BTW, Alana recently contributed to Paw Prints, her school newspaper. Chapter one of Alana's story entitled Black, White, and Gold appears on page seven of the September issue of Paw Prints. Yes, I'm a proud father of a remarkable 12 year-old.

Okay, let's talk poetry!

I no longer do reviews on Tobacco Road. Frankly, I don't have time. However, occasionally I receive a book from someone that is so captivating that I am compelled to spread the news. Tidepools: Haiku on Gabriola is such a book. Edited by Michael Dylan Welch, Tidepools is is a splendid book of haiku, senryu, haibun, rengay (and more) by poets who gather annually at the home of Naomi Beth Wakan on Gabriola Island, British Columbia. This book is more than an anthology of spectacular poems: It is also a guideline as to how haiku gatherings should be conducted, in an air of mutual respect, teaching and learning. Participating poets pay tribute to Gabriola Island in Tidepools with their poems:

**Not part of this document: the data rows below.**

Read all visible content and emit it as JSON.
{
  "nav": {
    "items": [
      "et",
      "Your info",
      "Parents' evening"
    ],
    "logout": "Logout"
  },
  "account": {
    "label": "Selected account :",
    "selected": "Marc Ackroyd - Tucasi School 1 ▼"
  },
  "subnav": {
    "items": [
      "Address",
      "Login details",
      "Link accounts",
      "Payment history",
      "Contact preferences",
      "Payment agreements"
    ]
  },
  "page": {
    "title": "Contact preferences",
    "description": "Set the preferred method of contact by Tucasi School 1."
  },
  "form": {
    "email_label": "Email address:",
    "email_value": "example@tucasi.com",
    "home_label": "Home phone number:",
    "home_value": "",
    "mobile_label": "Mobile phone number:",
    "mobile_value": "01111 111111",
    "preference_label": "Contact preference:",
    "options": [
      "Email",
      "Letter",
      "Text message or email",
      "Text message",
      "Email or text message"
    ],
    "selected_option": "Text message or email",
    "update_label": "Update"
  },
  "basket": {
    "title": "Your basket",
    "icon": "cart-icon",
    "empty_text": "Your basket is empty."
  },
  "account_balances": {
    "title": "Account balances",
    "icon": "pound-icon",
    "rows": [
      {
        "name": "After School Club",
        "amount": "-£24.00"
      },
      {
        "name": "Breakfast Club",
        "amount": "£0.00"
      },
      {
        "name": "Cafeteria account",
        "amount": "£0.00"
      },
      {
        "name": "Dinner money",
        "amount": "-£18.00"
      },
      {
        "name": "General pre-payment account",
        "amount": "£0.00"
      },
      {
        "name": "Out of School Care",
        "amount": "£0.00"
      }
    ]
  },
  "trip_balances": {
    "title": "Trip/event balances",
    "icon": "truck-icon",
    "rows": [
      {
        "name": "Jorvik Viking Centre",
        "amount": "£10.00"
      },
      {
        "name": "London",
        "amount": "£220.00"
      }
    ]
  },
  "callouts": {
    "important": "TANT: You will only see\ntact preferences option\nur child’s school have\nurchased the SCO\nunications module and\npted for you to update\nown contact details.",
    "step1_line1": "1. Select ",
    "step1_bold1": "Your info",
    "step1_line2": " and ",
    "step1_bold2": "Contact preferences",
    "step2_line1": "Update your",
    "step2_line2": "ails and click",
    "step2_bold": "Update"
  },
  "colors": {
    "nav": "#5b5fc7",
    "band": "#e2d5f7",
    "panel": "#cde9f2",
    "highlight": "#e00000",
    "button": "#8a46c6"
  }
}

sun-worshippers
their discarded clothes
find the shade

Harvey Jenkins
Nanaimo, British Columbia


Silva Bay
watersplash from the tips
of a toddler's toes

Naia
Oceanside, California


pale and wet
drips the winter moon
from the painter's brush

Leanne McIntosh
Nanaimo, British Columbia

Naomi Beth Wakan's free verse poem,  How to Write a Haiku, on page 26 is instructional and fabulous!

I hope I can find my way to Gabriola Island someday. Until then, I'll read and reread this remarkable book.

I'll have another post for you soon.


3 comments:

Pris said...

Congratulations on your move, Curtis, and thanks for the review. I'm not going to buy now since I'm a towering stack of books behind on my reading but it's definitely going on my 'to buy' list for later. It looks great!

Alan Summers said...

Same as Pris. ;-)

Also I'm guilty of stretching Pris's budget as I've just recommended a load of must have books. ;-)

This book does look good so I'm sure a few of us will either buy now or think of Christmas.

Any book edited by MDW is a book that will be vital for any haiku writer's library.

all my best,

Alan, With Words

Michael Dylan Welch said...

Thanks for the kind and unexpected words about Tidepools, Curtis. The book contains work by more than 40 contributors, including Sonja Arntzen, Winona Baker, Allan Brown, Susan Constable, Alice Frampton, Christopher Herold, Jim Kacian, Carole MacRury, Vicki McCullough, Tanya McDonald, Naia, Richard R. Powell, Jim Swift, Ursula Vaira, Naomi Beth Wakan, and me. Tidepools features a mix of haiku and senryu, a kasen renku, several rengay, several haibun (mostly about Gabriola or our haiku weekends there), a couple of longer poems, an extensive interview with Naomi Beth Wakan, and notes on each of the forms used in the book. You can read my introduction to the book at http://sites.google.com/site/graceguts/essays/eunoia-beautiful-thinking-on-gabriola (this page also provides other information about the book, including back-cover blurbs).

Thanks, too, Alan, for your kind words.